* **Working data**
══════════
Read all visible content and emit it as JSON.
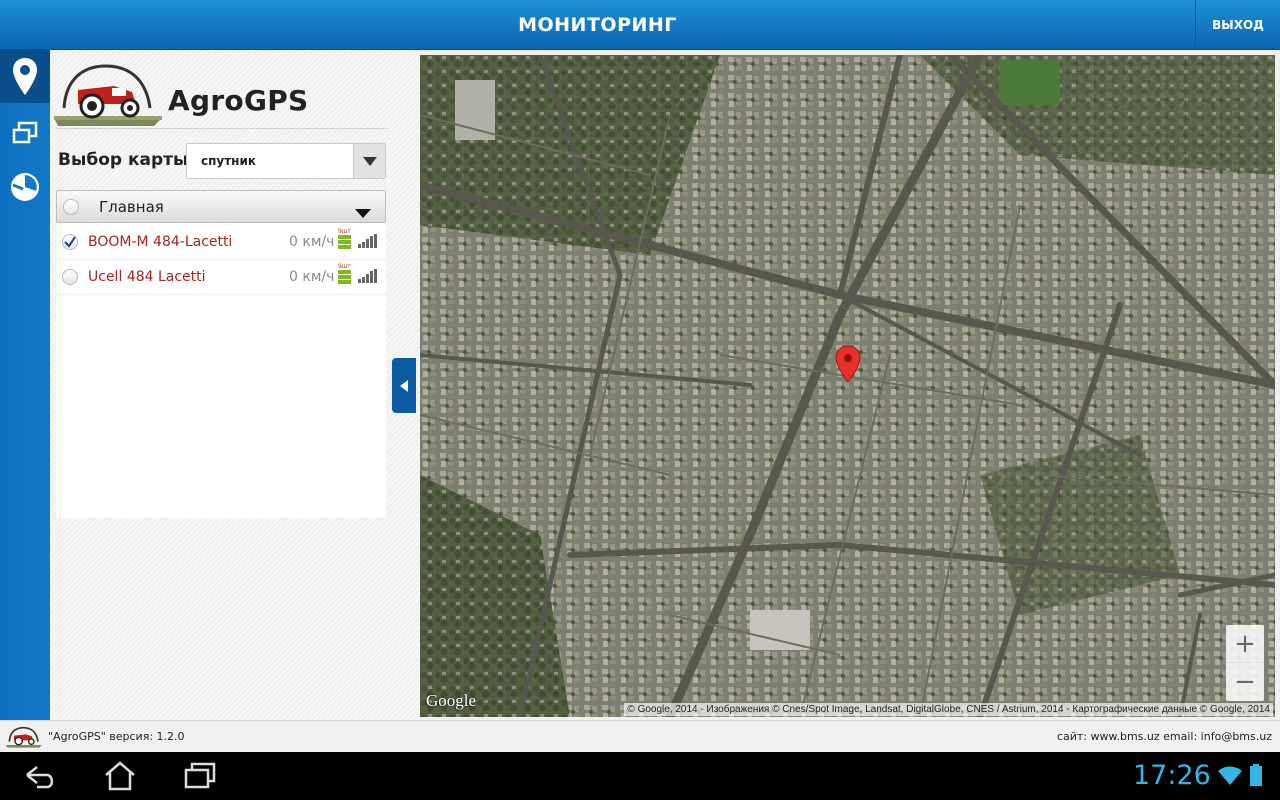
{
  "header": {
    "title": "МОНИТОРИНГ",
    "exit_label": "ВЫХОД"
  },
  "sidenav": {
    "items": [
      {
        "icon": "map-pin-icon",
        "active": true
      },
      {
        "icon": "windows-icon",
        "active": false
      },
      {
        "icon": "pie-chart-icon",
        "active": false
      }
    ]
  },
  "brand": {
    "name": "AgroGPS"
  },
  "map_select": {
    "label": "Выбор карты:",
    "value": "спутник"
  },
  "group": {
    "name": "Главная"
  },
  "vehicles": [
    {
      "name": "BOOM-M 484-Lacetti",
      "speed": "0 км/ч",
      "sat_count": "9шт",
      "checked": true
    },
    {
      "name": "Ucell 484 Lacetti",
      "speed": "0 км/ч",
      "sat_count": "9шт",
      "checked": false
    }
  ],
  "map": {
    "google_label": "Google",
    "attribution": "© Google, 2014 - Изображения © Cnes/Spot Image, Landsat, DigitalGlobe, CNES / Astrium, 2014 - Картографические данные © Google, 2014",
    "zoom_in": "+",
    "zoom_out": "−"
  },
  "footer": {
    "version_text": "\"AgroGPS\" версия: 1.2.0",
    "site_text": "сайт: www.bms.uz email: info@bms.uz"
  },
  "system": {
    "time": "17:26"
  },
  "colors": {
    "header_blue": "#0a66b2",
    "vehicle_text": "#a3251e",
    "clock": "#33b5e5",
    "sat_bar": "#7dbb1f"
  }
}
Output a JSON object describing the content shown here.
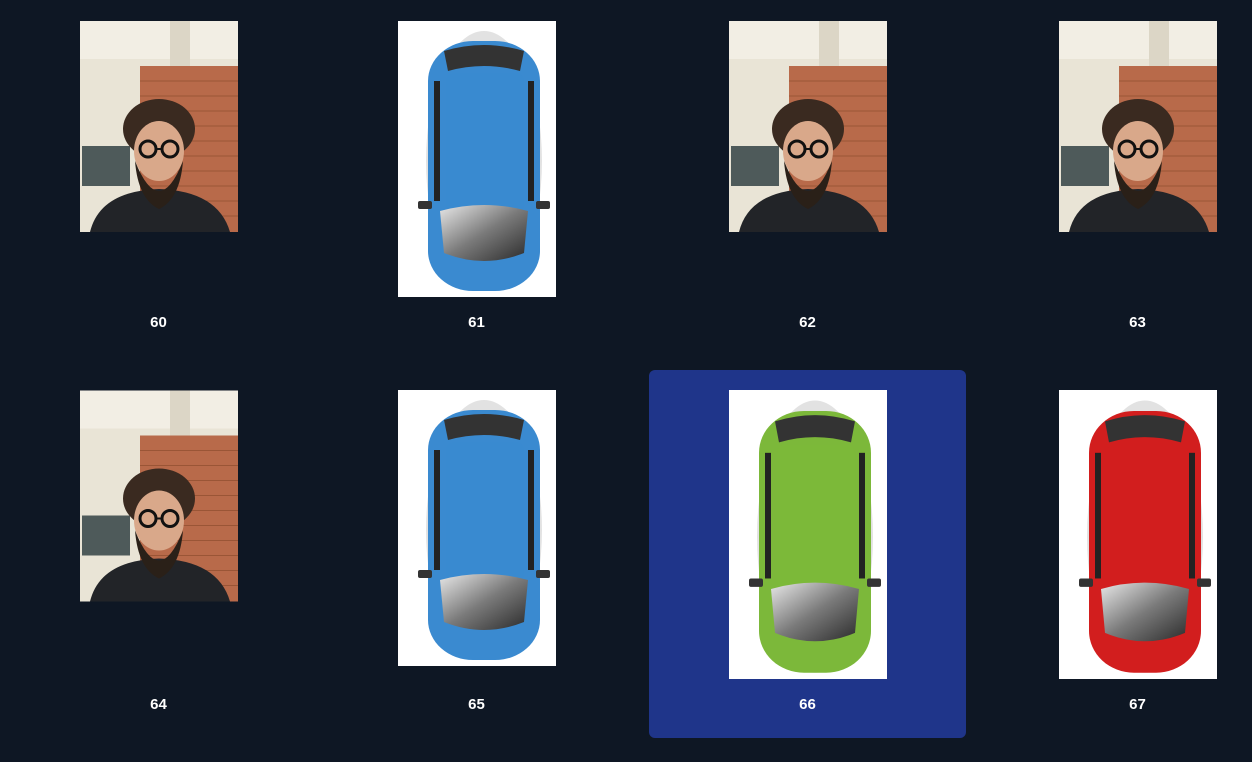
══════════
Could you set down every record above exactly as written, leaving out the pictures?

Read all visible content and emit it as JSON.
{
  "header": {
    "title": "МОНИТОРИНГ",
    "exit_label": "ВЫХОД"
  },
  "sidenav": {
    "items": [
      {
        "icon": "map-pin-icon",
        "active": true
      },
      {
        "icon": "windows-icon",
        "active": false
      },
      {
        "icon": "pie-chart-icon",
        "active": false
      }
    ]
  },
  "brand": {
    "name": "AgroGPS"
  },
  "map_select": {
    "label": "Выбор карты:",
    "value": "спутник"
  },
  "group": {
    "name": "Главная"
  },
  "vehicles": [
    {
      "name": "BOOM-M 484-Lacetti",
      "speed": "0 км/ч",
      "sat_count": "9шт",
      "checked": true
    },
    {
      "name": "Ucell 484 Lacetti",
      "speed": "0 км/ч",
      "sat_count": "9шт",
      "checked": false
    }
  ],
  "map": {
    "google_label": "Google",
    "attribution": "© Google, 2014 - Изображения © Cnes/Spot Image, Landsat, DigitalGlobe, CNES / Astrium, 2014 - Картографические данные © Google, 2014",
    "zoom_in": "+",
    "zoom_out": "−"
  },
  "footer": {
    "version_text": "\"AgroGPS\" версия: 1.2.0",
    "site_text": "сайт: www.bms.uz email: info@bms.uz"
  },
  "system": {
    "time": "17:26"
  },
  "colors": {
    "header_blue": "#0a66b2",
    "vehicle_text": "#a3251e",
    "clock": "#33b5e5",
    "sat_bar": "#7dbb1f"
  }
}
Output a JSON object describing the content shown here.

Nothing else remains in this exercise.